The coronavirus pandemic endangers the basic care of the world's poorest children in developing countries and crisis areas, according to United Nations Children's Fund (UNICEF).
"The pandemic is an existential threat to millions of children," the managing director of UNICEF Germany, Christian Schneider, told dpa.
"Only through internationally coordinated action can we prevent the worldwide health crisis from becoming a global catastrophe for children."
Of particular concern is the virus spreading in overcrowded refugee camps in Greece and Syria.
"Many children there are already suffering from malnutrition and other pre-existing conditions and have little immune support to counter new dangers," Schneider said.
The same applies to children in countries in the Sahel zone and southern Africa. Almost 40% of Africans do not have the opportunity to wash their hands with soap and water at home, which is a key way to stop virus spread.
In Asia, the increasing number of infections in Bangladesh was particularly worrying.
"More than 850,000 members of the Rohingya live there in overcrowded refugee camps," Schneider said. Two years ago, hundreds of thousands of Rohingya fled military violence from neighboring Myanmar to Bangladesh within a short time.

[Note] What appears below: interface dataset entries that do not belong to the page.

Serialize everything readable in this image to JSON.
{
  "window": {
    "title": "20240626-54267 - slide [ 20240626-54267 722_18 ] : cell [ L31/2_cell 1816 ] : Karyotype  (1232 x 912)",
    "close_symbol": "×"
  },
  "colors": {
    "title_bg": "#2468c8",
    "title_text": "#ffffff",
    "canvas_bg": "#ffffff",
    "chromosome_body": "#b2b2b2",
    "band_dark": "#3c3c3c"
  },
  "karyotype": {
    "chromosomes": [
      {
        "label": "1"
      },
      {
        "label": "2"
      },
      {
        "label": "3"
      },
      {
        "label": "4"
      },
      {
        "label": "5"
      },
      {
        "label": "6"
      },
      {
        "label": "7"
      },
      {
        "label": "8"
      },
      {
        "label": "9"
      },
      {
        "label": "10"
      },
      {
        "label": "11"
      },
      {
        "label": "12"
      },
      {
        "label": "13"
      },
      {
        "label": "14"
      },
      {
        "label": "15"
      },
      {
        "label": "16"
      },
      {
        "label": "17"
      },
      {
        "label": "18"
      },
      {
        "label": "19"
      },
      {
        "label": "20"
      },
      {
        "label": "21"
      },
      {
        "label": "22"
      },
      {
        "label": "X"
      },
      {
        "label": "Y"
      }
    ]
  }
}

UNICEF is appealing to governments, companies and private donors to now do whatever is possible to ensure the protection and care of vulnerable children.
"We are currently experiencing for ourselves how hard COVID-19 is hitting our country, which has one of the best health care systems in the world," Schneider said.
"In addition to devastating health consequences, the poorest countries are threatened by a social and economic conflagration that will exacerbate the plight of the children."